In the comedic world of Steven Toast (pictured) the fictional London stage and voice actor frequently does voice-overs to make ends meet. His recording studio foils, Danny Bear (with playing card in hat) and the world’s most famous intern, Clem Fandango, (in the see-thru visor) often derail Toast’s efforts to deliver even the simplest lines. Personally, I think it’s one of the funniest and most accurate portrayals of Voice Over session work I’ve ever seen portrayed on TV (and I highly recommend you watch it.) But that’s not the point of this rant.
In the current world of home recorded voice-acting, the producer is often wearing a lot of hats – but rarely are they in the same room or even town as the voice talent.
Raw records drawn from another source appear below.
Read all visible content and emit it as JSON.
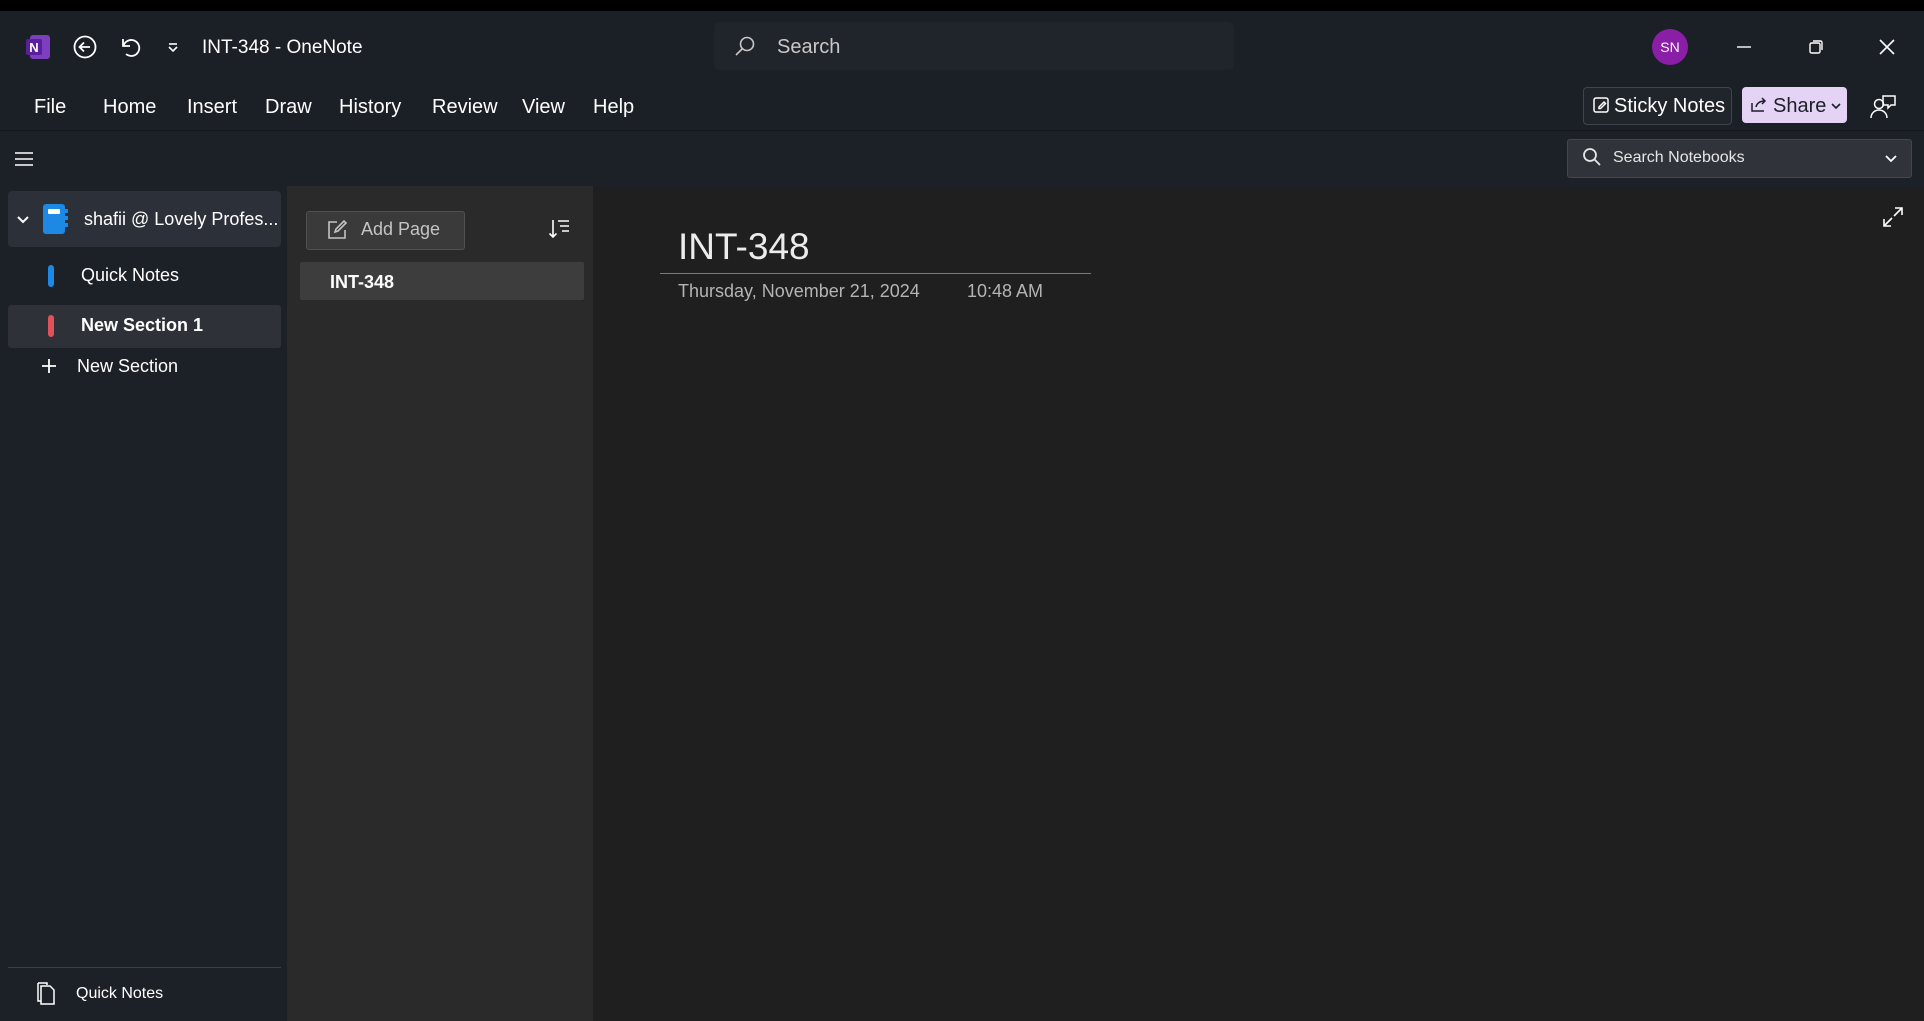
{
  "window": {
    "title": "INT-348  -  OneNote",
    "search_placeholder": "Search",
    "avatar_initials": "SN"
  },
  "menu": [
    "File",
    "Home",
    "Insert",
    "Draw",
    "History",
    "Review",
    "View",
    "Help"
  ],
  "ribbon_buttons": {
    "sticky_notes": "Sticky Notes",
    "share": "Share"
  },
  "notebook_search": {
    "placeholder": "Search Notebooks"
  },
  "sidebar": {
    "notebook_name": "shafii @ Lovely Profes...",
    "sections": [
      {
        "label": "Quick Notes",
        "color": "#1e88e5",
        "selected": false
      },
      {
        "label": "New Section 1",
        "color": "#e0525a",
        "selected": true
      }
    ],
    "new_section_label": "New Section",
    "bottom_label": "Quick Notes"
  },
  "pages": {
    "add_page_label": "Add Page",
    "items": [
      "INT-348"
    ]
  },
  "page": {
    "title": "INT-348",
    "date": "Thursday, November 21, 2024",
    "time": "10:48 AM"
  },
  "colors": {
    "accent_purple": "#7b3fbf",
    "avatar": "#8a1ea6",
    "share_bg": "#e4d3f5",
    "notebook_blue": "#1e88e5"
  }
}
Yet, often, the job of directing, proofing scripts for content and general quality assurance lands squarely of the shoulders of the producer. The producer is tasked with making each actor sound his or her best, which can include editing for pacing, enhancing audio signal, acquiring, assembling and mixing down all of the cast into a cohesive story and coloring the dialogue with atmospheric music and sound effects to make the story come to life. Its a lot of work. It can easily translate into nearly 40 hours to produce a single 30 minute episode.
Producers are invisible. We are “fixers.” Mysterious cleaners who come and go unnoticed. Professionals who adhere to the doctrine of “leave no trace behind.” We don our figurative scrubs, gloves and surgical masks, often performing the sonic equivalent of a full heart and lung transplant while the patient (the audience) remains unaware. The goal: make every element of a story sound convincing, from the creak of a floorboard to the bow’s panicked vibrato against a cello’s strings, to the scream, the stab, the knife fall and eventual body drop. Keeping it all untangled and ensuring no fingerprints smudge the final product. Without a strong producer, even a great performance can fall flat. Yet, we remain shadowy, mythical beings. And perhaps, this is where we belong.
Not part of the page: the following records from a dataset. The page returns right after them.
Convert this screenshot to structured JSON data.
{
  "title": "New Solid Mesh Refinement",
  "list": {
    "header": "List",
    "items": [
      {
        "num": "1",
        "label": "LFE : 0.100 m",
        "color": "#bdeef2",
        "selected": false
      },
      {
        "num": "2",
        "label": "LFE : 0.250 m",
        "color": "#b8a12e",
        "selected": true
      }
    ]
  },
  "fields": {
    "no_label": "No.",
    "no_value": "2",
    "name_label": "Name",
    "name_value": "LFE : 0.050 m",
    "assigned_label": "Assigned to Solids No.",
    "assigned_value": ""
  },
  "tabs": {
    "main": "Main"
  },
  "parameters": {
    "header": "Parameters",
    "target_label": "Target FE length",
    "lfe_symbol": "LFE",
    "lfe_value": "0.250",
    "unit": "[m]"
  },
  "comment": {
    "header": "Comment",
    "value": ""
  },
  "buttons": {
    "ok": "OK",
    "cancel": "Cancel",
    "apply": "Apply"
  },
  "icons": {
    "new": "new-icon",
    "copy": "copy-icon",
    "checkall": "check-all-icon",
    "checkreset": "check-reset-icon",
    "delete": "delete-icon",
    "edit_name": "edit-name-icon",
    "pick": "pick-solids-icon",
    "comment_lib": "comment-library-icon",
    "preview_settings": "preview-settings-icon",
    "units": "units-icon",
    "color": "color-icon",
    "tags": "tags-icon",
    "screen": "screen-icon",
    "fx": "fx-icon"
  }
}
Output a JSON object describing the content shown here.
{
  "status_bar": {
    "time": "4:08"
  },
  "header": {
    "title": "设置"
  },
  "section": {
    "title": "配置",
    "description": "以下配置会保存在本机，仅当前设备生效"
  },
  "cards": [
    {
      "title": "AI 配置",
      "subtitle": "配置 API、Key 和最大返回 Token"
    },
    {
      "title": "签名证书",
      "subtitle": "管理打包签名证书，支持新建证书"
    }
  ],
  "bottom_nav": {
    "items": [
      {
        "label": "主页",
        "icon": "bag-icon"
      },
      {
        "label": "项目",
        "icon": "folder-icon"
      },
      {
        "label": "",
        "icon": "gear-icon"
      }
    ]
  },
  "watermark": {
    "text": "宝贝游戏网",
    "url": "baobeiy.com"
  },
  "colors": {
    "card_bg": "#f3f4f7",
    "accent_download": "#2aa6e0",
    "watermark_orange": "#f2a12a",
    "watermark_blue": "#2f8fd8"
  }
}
Voice Actors get all the credit. They are the forward facing product. Even great writers take a back seat to the ones who speak their words. Where the actor carries credit for a show’s success, often it’s the producer doing all the heavy lifting. And while many experienced Voice Actors come to appreciate a good producer, its an especially difficult job when we are not respected. Disrespect commonly translates to being late with recordings, editing poorly or not at all or lazily sending a lackluster script read in the hope that someone else will fix it later. Given the power that producers wield, it’s probably wise to remain on their good side.
So, if you have chosen to be a Voice Actor, keep your producer happy. Turn your work in on time. Check your work against the script, actually listen to your recordings before you send them. Respect the story and any direction or notes you may receive. We’ve all heard the statement: “We’ll fix it in post.” But what that saying really means “We trust our producer.”